|Title:||Primings and translations: keyword analysis from a corpus-driven approach|
|Advisors:||Li, Dechao (CBS)|
|Subject:||Translating and interpreting|
Hong Kong Polytechnic University -- Dissertations
|Department:||Faculty of Humanities|
|Pages:||iv, 136 pages|
|Abstract:||The study investigates a group of four keywords (i.e.慰问, 问题, 可以, 其实) and their translations by situating their patterns of use within lexical priming theory (Hoey, 2005). It reviews the relevant literature on lexical priming and the bilingual mental lexicon and proposes an integrated framework for operationalizing lexical priming theory in the analysis and interpretation of data from a corpus-driven approach. The study draws on the experimental data from Tang's (2014) study and the observational data of a self-built interpreting corpus, collected from the Legislative Council of the Hong Kong Special Administrative Region (LegCo). The word 慰问, selected from the experimental data, and 问题, 可以, and 其实, selected from the observational data, are analyzed closely following the proposed framework.

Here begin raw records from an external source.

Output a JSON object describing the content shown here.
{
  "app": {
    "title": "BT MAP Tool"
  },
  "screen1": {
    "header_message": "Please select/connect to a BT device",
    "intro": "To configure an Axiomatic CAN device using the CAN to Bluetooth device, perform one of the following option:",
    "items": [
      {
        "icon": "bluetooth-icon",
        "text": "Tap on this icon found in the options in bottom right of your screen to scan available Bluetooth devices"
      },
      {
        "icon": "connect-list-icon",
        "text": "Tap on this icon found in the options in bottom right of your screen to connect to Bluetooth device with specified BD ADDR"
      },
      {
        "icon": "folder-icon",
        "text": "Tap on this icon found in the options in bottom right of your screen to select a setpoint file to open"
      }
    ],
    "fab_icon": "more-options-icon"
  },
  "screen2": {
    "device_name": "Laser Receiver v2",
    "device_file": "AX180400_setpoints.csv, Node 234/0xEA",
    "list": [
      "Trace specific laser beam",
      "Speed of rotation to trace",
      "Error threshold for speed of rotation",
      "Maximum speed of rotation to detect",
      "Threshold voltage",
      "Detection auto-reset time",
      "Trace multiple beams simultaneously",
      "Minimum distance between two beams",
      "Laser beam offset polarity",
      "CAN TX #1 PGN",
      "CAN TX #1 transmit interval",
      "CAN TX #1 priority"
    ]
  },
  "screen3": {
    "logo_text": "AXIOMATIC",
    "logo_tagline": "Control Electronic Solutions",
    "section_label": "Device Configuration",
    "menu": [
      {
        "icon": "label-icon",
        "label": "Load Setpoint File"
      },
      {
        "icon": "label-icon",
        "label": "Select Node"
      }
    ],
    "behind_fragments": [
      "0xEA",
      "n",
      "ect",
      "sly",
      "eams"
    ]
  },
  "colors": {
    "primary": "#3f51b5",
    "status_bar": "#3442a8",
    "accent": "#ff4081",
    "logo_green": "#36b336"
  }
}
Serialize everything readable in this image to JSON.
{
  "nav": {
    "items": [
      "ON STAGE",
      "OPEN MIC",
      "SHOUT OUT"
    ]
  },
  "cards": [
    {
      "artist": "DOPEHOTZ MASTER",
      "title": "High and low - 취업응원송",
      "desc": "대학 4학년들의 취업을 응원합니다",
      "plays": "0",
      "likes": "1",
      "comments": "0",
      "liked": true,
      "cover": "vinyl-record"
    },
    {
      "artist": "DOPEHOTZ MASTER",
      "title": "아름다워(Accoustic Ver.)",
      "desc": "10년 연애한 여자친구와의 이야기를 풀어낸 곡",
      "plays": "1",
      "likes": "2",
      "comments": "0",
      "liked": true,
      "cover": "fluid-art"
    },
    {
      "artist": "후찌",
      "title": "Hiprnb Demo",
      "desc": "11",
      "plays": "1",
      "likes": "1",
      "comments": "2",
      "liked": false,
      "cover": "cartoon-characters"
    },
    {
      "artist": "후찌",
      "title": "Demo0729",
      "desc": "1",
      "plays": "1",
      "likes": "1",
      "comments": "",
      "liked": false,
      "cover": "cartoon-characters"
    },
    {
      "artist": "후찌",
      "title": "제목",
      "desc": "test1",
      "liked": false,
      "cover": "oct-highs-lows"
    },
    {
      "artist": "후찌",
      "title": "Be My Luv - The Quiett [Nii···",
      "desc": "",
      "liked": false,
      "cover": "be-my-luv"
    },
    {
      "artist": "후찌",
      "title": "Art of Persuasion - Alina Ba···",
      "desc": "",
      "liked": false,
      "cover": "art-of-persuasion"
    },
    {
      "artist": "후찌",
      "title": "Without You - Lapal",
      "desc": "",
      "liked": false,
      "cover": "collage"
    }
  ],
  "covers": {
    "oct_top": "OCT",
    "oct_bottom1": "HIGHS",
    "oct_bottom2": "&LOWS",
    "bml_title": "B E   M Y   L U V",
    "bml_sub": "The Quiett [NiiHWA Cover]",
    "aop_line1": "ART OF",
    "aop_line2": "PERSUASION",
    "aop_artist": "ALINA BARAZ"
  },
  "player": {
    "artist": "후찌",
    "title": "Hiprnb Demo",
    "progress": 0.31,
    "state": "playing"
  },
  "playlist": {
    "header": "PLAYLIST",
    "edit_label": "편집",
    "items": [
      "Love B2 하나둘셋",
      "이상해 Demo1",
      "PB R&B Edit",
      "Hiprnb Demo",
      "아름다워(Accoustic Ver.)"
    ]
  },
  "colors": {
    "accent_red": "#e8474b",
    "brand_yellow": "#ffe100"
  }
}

Two general corpora from the TenTen corpus family are also used for the investigation of these words' priming effects. Some specific patterns are found for each keyword. The polysemy of 慰问 is found to be the main reason for the high rate of failure in translating it. The analysis of 问题 shows that it can be translated as question, problem, or issue depending on the semantic or pragmatic priming triggered in the source speech. The translations of 问题 also show that LegCo interpreters tend to use expressions primed with formality rather than ones primed with informality. The word 可以 is most often (41%) translated as can, which substantially overlaps with 可以 in priming and collocation. In some contexts that specifically indicate a time or a commanding voice, the word 可以 is translated as could, will, or should. It is also found that may is consistently used when 可以 occurs in a speech given by the president of the council. The interpreters are conscious of the textual and social contexts and tend to choose a word that is primed to associate with such contexts, be they textual or social. The analysis of 其实 shows a direct correspondence for it in only a small proportion (18%) of translations. It is only when the word is used in its literal meaning, deviating from its established primings, that it is translated as actually or in fact. Omissions of the three keywords, which are also analyzed, show consistent patterns. It is found that the stronger the weighting of a collocate, the more likely it is that it will be retained in the translation. In contrast, the weaker the priming, the more likely it is that only a part of the collocate will be retained. Furthermore, priming conflict and nesting, and the priming of being a discourse marker, are all found to be relevant to omission. Overall, the findings regarding all four words show that interpreters tend to seek a translation that is similar to the source speech in terms of priming. This similarity can be found in different types of priming, including collocates, semantic or pragmatic associations, colligations, textual collocations, textual semantic associations, and textual colligations. The study concludes by discussing its methodological and theoretical implications and the potential for applying lexical priming theory to the different branches of translation studies and interpreting studies.|
|Rights:||All rights reserved|
Files in This Item:
|5271.pdf||For All Users (off-campus access for PolyU Staff & Students only)||2.41 MB||Adobe PDF||View/Open|
As a bona fide Library user, I declare that:
- I will abide by the rules and legal ordinances governing copyright regarding the use of the Database.
- I will use the Database for the purpose of my research or private study only and not for circulation or further reproduction or any other purpose.
- I agree to indemnify and hold the University harmless from and against any loss, damage, cost, liability or expenses arising from copyright infringement or unauthorized usage.
By downloading any item(s) listed above, you acknowledge that you have read and understood the copyright undertaking as stated above, and agree to be bound by all of its terms.
Please use this identifier to cite or link to this item: